The National Quality Forum has published a guide to help providers and payers determine how to measure who is responsible for patient quality and outcomes in value-based purchasing.

This accountability, known as attribution, is an important part of value-based care and can affect the reputation and the reimbursement of providers who participate in a value-based program. However, there is no single attribution model that works for every patient care episode; the choice should be based on the context in which a model is used and supported by the evidence.

There are about 160 different attribution models, and picking the right one is key, according to Helen Burstin, M.D., MPH, NQF’s chief scientific officer. “There is no gold standard for attribution models, so it’s important to talk about which approach is agreed upon,” she says.

The guide and accompanying report on attribution, the first of its kind according to the NQF, recommend that payers and providers ask key questions about the attribution model being considered for a program:

  1. What is the context and goal of the accountability program?
  2. How do the measures relate to the context in which they’re being used?
  3. Which units would be affected by the attribution model?
  4. How is the attribution performed?

"It’s a discussion guide,” she says. “Are the measures reliable, is the sample size adequate, can providers control the outcome?” Burstin asks.

For instance, the guide might prove useful in managing the several payment initiatives that hold hospitals accountable for the cost of post-discharge care. There are different ways to do so and different ways to measure success. “That’s a classic attribution question,” says Burstin.

The guide also makes recommendations to improve standardization, transparency and accuracy among attribution models, according to the NQF, including:

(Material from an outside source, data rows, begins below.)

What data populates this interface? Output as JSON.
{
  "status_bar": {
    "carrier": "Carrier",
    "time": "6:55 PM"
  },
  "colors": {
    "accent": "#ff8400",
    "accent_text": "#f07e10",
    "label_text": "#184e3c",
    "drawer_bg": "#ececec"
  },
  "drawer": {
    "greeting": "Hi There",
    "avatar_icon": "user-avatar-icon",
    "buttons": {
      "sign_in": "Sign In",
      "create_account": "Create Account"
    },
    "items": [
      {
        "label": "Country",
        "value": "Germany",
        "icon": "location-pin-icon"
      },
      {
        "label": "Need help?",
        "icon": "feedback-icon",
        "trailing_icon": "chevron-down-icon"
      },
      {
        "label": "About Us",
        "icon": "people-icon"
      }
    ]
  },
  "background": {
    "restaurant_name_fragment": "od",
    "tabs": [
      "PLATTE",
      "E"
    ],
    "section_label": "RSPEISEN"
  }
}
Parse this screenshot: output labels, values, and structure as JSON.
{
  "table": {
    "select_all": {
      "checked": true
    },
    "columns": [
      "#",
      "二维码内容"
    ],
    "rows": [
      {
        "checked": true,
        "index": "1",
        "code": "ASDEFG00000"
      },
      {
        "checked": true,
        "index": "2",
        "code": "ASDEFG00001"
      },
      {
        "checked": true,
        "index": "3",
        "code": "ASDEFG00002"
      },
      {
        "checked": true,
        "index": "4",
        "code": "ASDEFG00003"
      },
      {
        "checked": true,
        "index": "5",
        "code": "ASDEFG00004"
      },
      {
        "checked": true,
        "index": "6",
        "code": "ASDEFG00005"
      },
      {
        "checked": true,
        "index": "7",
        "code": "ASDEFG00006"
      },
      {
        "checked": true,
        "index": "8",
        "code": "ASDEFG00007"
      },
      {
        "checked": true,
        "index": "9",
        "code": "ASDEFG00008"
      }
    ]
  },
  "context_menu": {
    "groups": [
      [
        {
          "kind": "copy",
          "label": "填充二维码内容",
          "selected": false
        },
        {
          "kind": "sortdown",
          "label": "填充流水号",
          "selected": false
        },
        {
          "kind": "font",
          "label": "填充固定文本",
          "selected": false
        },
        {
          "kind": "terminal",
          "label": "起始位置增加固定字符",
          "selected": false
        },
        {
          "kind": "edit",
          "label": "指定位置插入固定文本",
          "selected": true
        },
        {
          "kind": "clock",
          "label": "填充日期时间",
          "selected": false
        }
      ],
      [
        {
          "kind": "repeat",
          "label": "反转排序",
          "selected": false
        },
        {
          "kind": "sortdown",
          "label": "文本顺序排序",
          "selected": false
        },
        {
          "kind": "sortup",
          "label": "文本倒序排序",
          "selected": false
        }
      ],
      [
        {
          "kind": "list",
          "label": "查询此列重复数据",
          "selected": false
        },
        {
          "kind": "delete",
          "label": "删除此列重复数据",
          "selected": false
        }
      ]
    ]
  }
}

  • The attribution guide should be used to evaluate the factors to consider in the choice of an attribution model.
  • Attribution models should be tested and subject to multistakeholder review.
  • The models should attribute results to the entities that can influence care and outcomes.
  • Attribution models used in mandatory public reporting or payment programs should meet minimum criteria.

The initiative was funded by the Department of Health & Human Services; NQF also will use the guide for measuring, Burstin says. “It has wide-ranging implications.”

Burstin hopes that stakeholders will use the guide as well as provide feedback to NQF. “The center of all of this is the patients and someone taking responsibility for their care,” she says.